[Provided data Boundary: Start]

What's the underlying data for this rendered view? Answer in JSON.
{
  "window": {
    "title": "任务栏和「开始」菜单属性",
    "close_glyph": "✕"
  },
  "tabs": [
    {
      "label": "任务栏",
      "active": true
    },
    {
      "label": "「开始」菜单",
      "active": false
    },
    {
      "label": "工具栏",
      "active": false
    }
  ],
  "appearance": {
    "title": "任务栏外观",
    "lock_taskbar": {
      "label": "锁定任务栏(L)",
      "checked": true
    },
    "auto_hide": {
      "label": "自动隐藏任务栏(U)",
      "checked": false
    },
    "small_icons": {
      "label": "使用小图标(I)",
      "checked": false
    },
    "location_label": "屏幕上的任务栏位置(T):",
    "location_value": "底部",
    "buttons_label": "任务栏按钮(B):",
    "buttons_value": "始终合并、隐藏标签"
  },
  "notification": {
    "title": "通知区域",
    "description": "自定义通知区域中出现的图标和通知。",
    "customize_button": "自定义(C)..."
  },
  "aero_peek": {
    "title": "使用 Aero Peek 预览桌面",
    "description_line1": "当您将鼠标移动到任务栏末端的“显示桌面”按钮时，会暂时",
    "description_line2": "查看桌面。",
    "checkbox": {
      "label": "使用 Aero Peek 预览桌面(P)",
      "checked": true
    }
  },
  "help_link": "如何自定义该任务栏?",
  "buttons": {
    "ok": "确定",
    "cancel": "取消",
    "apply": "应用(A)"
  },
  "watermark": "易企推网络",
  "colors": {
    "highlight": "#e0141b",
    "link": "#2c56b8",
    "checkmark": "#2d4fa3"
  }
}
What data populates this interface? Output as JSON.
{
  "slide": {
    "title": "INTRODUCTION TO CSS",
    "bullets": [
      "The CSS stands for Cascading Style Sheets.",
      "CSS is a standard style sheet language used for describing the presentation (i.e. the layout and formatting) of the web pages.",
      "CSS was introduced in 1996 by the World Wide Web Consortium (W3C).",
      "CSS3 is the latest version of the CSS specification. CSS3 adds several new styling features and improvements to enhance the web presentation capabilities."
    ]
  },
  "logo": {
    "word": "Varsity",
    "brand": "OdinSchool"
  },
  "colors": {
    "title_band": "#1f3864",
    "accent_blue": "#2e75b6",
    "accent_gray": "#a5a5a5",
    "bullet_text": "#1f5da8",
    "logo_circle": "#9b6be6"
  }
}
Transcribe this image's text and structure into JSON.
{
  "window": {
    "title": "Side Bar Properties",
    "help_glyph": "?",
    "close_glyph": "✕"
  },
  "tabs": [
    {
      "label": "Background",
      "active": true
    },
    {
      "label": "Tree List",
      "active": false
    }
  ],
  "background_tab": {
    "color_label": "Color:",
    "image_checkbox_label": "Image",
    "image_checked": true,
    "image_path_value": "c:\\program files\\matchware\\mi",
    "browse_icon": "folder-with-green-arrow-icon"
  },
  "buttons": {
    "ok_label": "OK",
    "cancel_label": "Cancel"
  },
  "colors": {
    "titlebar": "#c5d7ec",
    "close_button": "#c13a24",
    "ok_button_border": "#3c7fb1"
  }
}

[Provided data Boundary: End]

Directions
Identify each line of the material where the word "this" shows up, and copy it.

Output
What's the underlying data for this rendered view? Answer in JSON.
What data populates this interface? Output as JSON.
Transcribe this image's text and structure into JSON.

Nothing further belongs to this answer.